Adventist News Network®

The official news service of the Seventh-day Adventist world church

Christianity in North Korea and the Adventist Church

Seoul, Korea ... [ANN] Seventh-day Adventists began church activities in Chinnampo, North Korea in 1904 through missionary Im Ki Pan. The Church grew in both the north and south until World War II and the Korean War. During the Korean War (1950-1953), many Adventists escaped to South Korea, though some remained in the north

According to Korean Newsreview, a monthly magazine, there are 520 house churches and 12,000 Christians in North Korea. The Religious Liberty Advisory Committee of the State Department in the USA recently announced that house churches are growing in North Korea though all religious activities are forbidden. The report also says that the lack of pastors and the persecution policy of the government are factors that are behind the growth of house churches in the country.

Reports from the North indicate that former ruler Kim Il Sung and his family are deified with one source saying that "Kim Il Sung, who was a man and passed away, is the only god in North Korea."

At least 700 defectors from North Korea now live in the South.
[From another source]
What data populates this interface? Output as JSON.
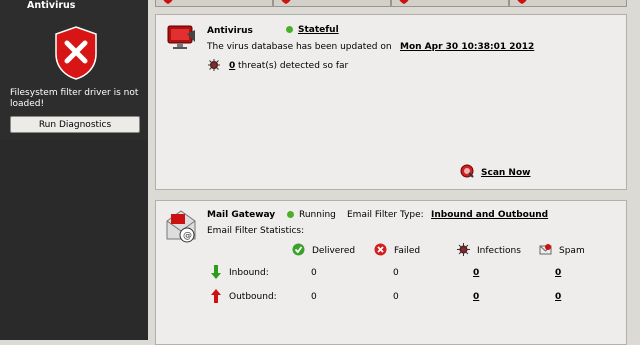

It is not so easy for them to become Christians because they are confused in the democratic society which is totally different from their former communist one which does not recognize God. Christians are encouraged to approach them kindly, understanding their cultural difference and to help them according to their felt needs. Among the 700 defectors at least three people are studying theology and two of three are studying at Korean Sahmyook University (a Seventh-day Adventist institution).

In 1997, two families (14 people) came to South Korea from North Korea by boat. One of the families (the Won Hyung Kim family), decided to become Christians like their ancestors who were Seventh-day Adventist Christians. Kim’s father had once studied theology in the Philippines as a Seventh-day Adventist. Because of the Korean War, the family members were scattered. When Kim’s sister in South Korea visited North Korea, she found him.

Kim then decided to escape from North Korea to South Korea in order to meet his brother and sister. Kim’s mother, living in South Korea, had prayed earnestly with her daughter for her sons in North Korea for 46 years. Therefore this reunion between her and one of her sons is considered as God’s answer to their prayers. They are still praying for the oldest son in North Korea so that they may unite together in the near future.

Today, Seventh-day Adventists in South Korea number 145,000 worshiping in 670 churches. Adventists in South Korea are praying for the people of North Korea and wish to share the gospel with their neighbors at any time. [Tadaomi Shinmyo]